When a standardized test is given for the first time, the psychometricians who administer the test conduct a rather involved process to decide how to convert students’ raw test scores into achievement level designations like the 1 through 5 scales used for both Florida’s standardized testing program and Advanced Placement exams. The process generally involves two panels of experts in the subject covered by the test (called “content experts”) – one to set “achievement level descriptions” (ALD’s) that describe the levels of understanding of students at each of the achievement levels, and a second panel to apply those ALD’s to deciding how well students at each of the achievement levels perform on each question on the test.

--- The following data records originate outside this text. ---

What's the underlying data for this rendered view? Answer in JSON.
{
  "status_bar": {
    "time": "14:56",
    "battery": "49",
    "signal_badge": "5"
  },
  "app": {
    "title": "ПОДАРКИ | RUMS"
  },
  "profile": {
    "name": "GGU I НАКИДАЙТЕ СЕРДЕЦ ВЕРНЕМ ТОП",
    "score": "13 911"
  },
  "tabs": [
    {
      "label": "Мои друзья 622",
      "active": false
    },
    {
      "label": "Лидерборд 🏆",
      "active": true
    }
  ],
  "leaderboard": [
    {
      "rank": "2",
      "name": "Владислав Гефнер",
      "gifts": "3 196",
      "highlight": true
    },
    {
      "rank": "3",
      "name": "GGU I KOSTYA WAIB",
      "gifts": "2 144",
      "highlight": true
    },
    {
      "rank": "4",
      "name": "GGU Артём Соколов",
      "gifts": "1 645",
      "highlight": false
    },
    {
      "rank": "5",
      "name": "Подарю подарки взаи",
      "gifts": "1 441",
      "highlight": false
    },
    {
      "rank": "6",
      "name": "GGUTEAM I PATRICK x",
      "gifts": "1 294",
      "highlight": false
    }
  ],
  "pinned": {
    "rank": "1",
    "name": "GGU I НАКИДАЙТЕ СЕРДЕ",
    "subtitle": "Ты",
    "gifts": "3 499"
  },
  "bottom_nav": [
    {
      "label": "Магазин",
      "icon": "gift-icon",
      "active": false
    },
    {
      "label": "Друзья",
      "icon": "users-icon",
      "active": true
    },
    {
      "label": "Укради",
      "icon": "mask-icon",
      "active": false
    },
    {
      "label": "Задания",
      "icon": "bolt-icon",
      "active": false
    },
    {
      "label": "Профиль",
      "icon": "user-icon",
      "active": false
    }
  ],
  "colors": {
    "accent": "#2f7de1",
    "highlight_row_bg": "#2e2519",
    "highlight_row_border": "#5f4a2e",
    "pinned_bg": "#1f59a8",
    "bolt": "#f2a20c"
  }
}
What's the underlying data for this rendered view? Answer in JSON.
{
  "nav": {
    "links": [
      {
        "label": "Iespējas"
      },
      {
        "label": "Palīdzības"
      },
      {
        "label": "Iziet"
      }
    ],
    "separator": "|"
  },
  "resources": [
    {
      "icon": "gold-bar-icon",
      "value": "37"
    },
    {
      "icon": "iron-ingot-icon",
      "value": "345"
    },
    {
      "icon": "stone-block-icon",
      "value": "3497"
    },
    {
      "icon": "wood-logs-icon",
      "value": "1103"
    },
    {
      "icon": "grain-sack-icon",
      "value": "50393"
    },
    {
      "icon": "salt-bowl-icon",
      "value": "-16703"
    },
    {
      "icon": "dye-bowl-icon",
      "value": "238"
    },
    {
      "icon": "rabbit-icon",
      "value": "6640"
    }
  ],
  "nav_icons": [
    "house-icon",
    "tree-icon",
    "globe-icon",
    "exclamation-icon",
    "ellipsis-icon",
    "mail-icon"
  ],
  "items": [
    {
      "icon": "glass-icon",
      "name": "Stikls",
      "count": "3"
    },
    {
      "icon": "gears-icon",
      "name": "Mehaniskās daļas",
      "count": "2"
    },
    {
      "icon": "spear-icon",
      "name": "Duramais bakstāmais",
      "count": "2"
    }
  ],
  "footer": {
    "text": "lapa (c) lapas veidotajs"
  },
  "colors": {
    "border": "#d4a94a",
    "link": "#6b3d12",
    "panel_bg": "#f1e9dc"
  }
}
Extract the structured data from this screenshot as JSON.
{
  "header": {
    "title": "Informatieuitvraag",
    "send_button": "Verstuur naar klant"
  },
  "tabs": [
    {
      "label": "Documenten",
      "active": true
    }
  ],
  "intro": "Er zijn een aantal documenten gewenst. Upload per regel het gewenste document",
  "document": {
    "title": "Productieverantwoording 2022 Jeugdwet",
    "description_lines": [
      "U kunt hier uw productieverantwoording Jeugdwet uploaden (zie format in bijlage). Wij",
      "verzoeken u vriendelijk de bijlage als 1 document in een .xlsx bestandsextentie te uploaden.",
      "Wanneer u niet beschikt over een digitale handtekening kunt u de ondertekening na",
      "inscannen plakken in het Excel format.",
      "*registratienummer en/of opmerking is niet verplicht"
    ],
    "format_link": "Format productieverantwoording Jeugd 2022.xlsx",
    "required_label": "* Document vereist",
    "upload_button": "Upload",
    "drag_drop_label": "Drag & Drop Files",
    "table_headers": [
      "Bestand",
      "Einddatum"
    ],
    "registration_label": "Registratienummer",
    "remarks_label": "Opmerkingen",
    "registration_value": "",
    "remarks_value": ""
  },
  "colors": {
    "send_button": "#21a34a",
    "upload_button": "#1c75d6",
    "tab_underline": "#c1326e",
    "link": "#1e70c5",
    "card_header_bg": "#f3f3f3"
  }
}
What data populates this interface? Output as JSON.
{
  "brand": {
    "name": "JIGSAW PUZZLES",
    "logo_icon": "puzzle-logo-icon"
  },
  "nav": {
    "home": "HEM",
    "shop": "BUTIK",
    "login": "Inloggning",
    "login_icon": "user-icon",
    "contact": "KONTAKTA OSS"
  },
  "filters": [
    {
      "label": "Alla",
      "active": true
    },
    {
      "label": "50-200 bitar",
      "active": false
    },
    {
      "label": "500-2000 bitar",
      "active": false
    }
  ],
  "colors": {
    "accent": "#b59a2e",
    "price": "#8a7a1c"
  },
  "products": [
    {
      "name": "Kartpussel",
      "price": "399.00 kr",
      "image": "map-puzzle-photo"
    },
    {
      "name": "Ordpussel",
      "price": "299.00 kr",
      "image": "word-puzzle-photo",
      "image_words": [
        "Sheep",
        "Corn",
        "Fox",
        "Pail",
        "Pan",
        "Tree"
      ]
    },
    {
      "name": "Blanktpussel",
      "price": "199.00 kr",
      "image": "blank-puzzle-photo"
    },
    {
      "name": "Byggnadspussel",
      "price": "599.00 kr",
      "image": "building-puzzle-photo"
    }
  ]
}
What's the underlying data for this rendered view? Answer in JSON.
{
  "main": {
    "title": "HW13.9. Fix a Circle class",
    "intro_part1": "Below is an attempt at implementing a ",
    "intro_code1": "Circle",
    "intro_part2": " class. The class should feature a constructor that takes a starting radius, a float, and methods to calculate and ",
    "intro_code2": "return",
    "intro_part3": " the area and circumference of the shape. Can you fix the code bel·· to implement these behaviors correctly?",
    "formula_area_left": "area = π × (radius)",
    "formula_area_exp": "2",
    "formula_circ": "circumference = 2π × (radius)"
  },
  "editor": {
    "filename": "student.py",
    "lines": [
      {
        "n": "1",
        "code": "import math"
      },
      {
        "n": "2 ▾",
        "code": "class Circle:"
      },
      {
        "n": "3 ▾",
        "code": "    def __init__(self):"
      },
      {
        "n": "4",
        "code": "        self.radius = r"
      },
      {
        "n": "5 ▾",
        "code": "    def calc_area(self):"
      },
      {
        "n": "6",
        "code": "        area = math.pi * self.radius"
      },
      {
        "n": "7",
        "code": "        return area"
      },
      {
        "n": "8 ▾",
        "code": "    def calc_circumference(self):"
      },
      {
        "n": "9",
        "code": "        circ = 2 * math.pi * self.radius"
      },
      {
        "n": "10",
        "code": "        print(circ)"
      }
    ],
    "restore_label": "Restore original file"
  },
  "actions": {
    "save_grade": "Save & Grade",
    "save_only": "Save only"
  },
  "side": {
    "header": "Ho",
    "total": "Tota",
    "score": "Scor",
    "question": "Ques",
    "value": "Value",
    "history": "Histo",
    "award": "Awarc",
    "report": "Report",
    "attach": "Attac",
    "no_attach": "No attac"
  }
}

The ALD’s are the most critically important decision in the whole process, since they set the rigor level. The second panel – generally called the “standard-setting panel” – is entirely constrained by the ALD’s in making its decisions on “cut scores”, the raw scores that correspond to the boundaries between achievement levels. This past summer, I was a member of the standard-setting panel for the new Advanced Placement Physics 2 exam. The new AP Physics courses are intended to drive profound improvements in the way physics is taught in high schools, and the ALD’s are ambitious. The initial stage of the process of setting cut scores is based entirely on the questions on the test and the ALD’s, without any reference to how well students actually performed on the questions. Our panel had a remarkable level of agreement about what the cut scores should be in this first stage. Then we were fed the “impact data” – the distribution of students among the five achievement levels that would result from the cut scores we had reached during this first stage. We were horrified with the results, and ultimately the powers-that-be at the AP program softened the cut scores we came up with. The teachers and students who were involved with the new AP Physics exams in May might be surprised to learn that our initial recommendation for AP Physics 2 was even more brutal than the final distribution of achievement level results.
Which brings us to the situation with Florida’s new standardized tests. This weekend, Florida Board of Education Vice Chair John Padget argued in a Southwest Florida News-Press op-ed that the cut scores proposed by two panels for the FSA tests on English Language Arts and math are too soft, and that Commissioner Stewart – who will make the final decisions on cut scores in October – should adopt higher cut scores (and thus drive down passing rates) to drive Florida’s students to higher levels of achievement. As School Zone reported, Jeb Bush’s education foundation made the same argument last week.
But it is easy to predict what will happen next. Commissioner Stewart will say that the cut scores are a result of a research-based process that has been used for decades in Florida and elsewhere, and that she has no choice but to adopt cut scores that are close to those recommended by the panels.
Florida’s process for setting cut scores involves three panels. The first is a panel of Florida teachers that sets the all-important ALD’s. They met at the end of April. The second panel is also composed of teachers (and is called the “educator panel”), and according to the FLDOE they went through a standard-setting process at the beginning of this month that was quite similar to the process I worked on for AP Physics earlier this summer. They came up with a set of cut scores based on the ALD’s, as my AP Physics panel did. Finally, a group of “community leaders”, called a reactor panel (I was a member of the reactor panel for three Florida exams in 2012), reviews the work of the educator panel and makes its own set of recommendations based mostly on how they think the test results will play politically. (In 2012, we tweaked the Geometry cut scores because of a statistical problem that neither the educator panel nor the psychometricians had caught – but I’m sure that sort of thing doesn’t happen often)
The passing rates proposed by the educator and reactor panels for the math exams (I’ll ignore ELA here) are shown below. Given Florida’s lack of success on national and international math tests like NAEP and PISA in the past, the proposed passing rates are shockingly high.
Hence the expressions of concern from John Padget and Jeb Bush’s foundation. Clearly something has gone wrong in the standard-setting process (except for Algebra 2 – that is probably a realistic assessment of where Florida’s students stand nationally and internationally).
But if something went wrong in the standard-setting process, what was it? The reactor panel basically gave the same answers as the educator panel. And the educator panel was entirely constrained by the ALD’s, which were written by the ALD panel.
But the ALD panel was composed of Florida teachers. And that is the problem. Because those teachers – and their friends and colleagues and students – are going to be graded based on those ALD’s. The ALD panelists knew it, and there was no way that the panelists’ judgments were not influenced by that knowledge. It’s a classic – if rather invisible – conflict of interest.
So how can this be fixed? The answer is pretty simple, actually. Scrap this year’s standard-setting process. Start over next year with an ALD panel that is composed of math (and ELA) education experts from around the nation – and not Florida. That panel will write ALD’s that are much more likely to be appropriately ambitious. Then rerun the remainder of the standard-setting process with the educator and reactor cut score panels.
John Padget and Jeb Bush’s foundation are right to be concerned that settling for mediocrity is bad for the future of Florida’s students. The state needs to get the standards-setting process right, and it hasn’t yet done so. We can only hope that policy-makers will have the guts to stand firm and make it right.